There are several alternatives to Sodium Lauryl Sulphate (SLS) that can be used in personal care products as surfactants or foaming agents. If you are seeking an SLS free option, then some of the below will be what to look out for.
Some of the more common alternatives include:
- Sodium Coco-sulphate (SCS): This surfactant is derived from coconut oil and is like SLS but considered milder. Although it shares some similarities with SLS, some people find it less irritating.
- Sodium Lauryl Sulfoacetate (SLSa): SLSa is a milder and less irritating alternative to SLS. It is derived from coconut and palm oils and provides good foaming and cleansing properties.
- Cocamidopropyl Betaine: Derived from coconut oil, cocamidopropyl betaine is a gentle surfactant and conditioning agent that is often used in combination with other surfactants to create milder formulations.
- Decyl Glucoside: This is a mild, non-ionic surfactant derived from plant-based sources, such as corn or coconut. It is biodegradable and suitable for sensitive skin.
- Coco-glucoside: Another plant-based, non-ionic surfactant, coco-glucoside is derived from coconut and fruit sugars. It is gentle and effective for sensitive skin and hair.
- Lauryl Glucoside: A mild, non-ionic surfactant made from coconut or palm oil and glucose, lauryl glucoside is often used in baby and sensitive skin products.
- Disodium Laureth Sulfosuccinate: This surfactant is less irritating than SLS and provides good cleansing and foaming properties.
Another ingredient that is often used to replace SLS in shampoo is Cocamidopropyl Betaine (CAPB). CAPB is a mild surfactant and foaming agent derived from coconut oil and used in personal care products such as shampoos, body washes, and facial cleansers.
CAPB is known for its gentle cleansing properties and is often used in combination with other surfactants to reduce potential irritation. It also has conditioning properties, which can help to soften and detangle hair. As a result, it is commonly found in products formulated for sensitive skin or those marketed as being mild or gentle. So, seeing this in a beard shampoo makes sense.
While Cocamidopropyl Betaine is considered to be a safer and milder alternative to more aggressive surfactants like Sodium Lauryl Sulfate (SLS) and Sodium Laureth Sulfate (SLES), some individuals may still experience irritation or allergic reactions to CAPB. However, such reactions are generally less common compared to stronger surfactants.

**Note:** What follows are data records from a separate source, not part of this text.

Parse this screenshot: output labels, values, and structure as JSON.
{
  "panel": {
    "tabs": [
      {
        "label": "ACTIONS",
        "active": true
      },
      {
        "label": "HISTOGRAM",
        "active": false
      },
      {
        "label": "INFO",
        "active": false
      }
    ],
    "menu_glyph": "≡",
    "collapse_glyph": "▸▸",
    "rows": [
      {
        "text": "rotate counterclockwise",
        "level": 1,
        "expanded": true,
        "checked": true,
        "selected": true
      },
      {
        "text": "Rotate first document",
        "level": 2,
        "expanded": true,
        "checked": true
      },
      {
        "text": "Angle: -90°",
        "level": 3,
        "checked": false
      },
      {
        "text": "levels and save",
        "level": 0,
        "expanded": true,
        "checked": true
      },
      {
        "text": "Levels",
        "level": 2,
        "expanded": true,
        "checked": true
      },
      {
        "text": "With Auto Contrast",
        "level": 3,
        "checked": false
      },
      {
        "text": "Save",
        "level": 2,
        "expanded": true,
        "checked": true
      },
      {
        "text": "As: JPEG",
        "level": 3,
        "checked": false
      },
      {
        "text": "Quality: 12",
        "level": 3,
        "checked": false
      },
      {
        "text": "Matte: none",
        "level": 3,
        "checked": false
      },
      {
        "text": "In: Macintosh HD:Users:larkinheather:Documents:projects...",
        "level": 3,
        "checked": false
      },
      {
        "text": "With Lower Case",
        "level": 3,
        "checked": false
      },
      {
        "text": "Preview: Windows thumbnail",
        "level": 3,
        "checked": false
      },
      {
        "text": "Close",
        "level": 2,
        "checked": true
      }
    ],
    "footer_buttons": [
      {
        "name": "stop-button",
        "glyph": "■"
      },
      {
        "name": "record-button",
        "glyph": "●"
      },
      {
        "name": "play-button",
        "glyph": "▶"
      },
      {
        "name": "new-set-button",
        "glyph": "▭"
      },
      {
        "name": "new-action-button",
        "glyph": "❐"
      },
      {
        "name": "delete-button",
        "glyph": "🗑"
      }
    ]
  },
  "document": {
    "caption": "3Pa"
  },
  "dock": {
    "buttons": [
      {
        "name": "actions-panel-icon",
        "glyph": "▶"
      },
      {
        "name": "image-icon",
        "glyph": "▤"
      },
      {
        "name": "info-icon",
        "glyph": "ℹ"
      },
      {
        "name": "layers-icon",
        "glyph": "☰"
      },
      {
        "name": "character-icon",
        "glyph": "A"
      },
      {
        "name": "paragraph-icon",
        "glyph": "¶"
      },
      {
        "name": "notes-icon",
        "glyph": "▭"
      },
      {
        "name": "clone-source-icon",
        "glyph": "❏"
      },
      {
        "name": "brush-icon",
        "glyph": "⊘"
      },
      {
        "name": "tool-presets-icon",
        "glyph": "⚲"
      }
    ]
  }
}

When looking for an alternative to SLS, it's essential to consider the specific product and your skin or hair type. Many people with sensitive skin or allergies find that these alternatives cause less irritation or dryness compared to SLS. However, individual reactions may vary, so it's a good idea to test a new product on a small area before full use.
Sodium Lauryl Sulfate (SLS) does not cause issues for everyone, and some people can use products containing SLS without any adverse effects. However, it is essential to recognise that even some SLS alternatives can be potential irritants for certain individuals. It is not a one-size-fits-all situation, as everyone's skin and hair may react differently to various ingredients.
When trying out any new product, it is always wise to perform a patch test first. Apply a small amount of the product to a discreet area of skin and wait for at least 24 hours to check for any signs of irritation or an allergic reaction. This precautionary step can help you avoid any unpleasant surprises when using the product more extensively.
If you have already found a product that works well for you and does not cause any irritation, it is advisable to stick with it. However, if you are in search of something new, consider exploring products specifically formulated for sensitive skin, particularly when it comes to facial and hair care products. These formulations often contain milder ingredients and are less likely to cause irritation or other adverse reactions.
Remember that finding the right personal care products may require some experimentation, as individual preferences and sensitivities vary. Always pay attention to your skin's and hair's response to a product and adjust your choices accordingly to maintain their health and well-being.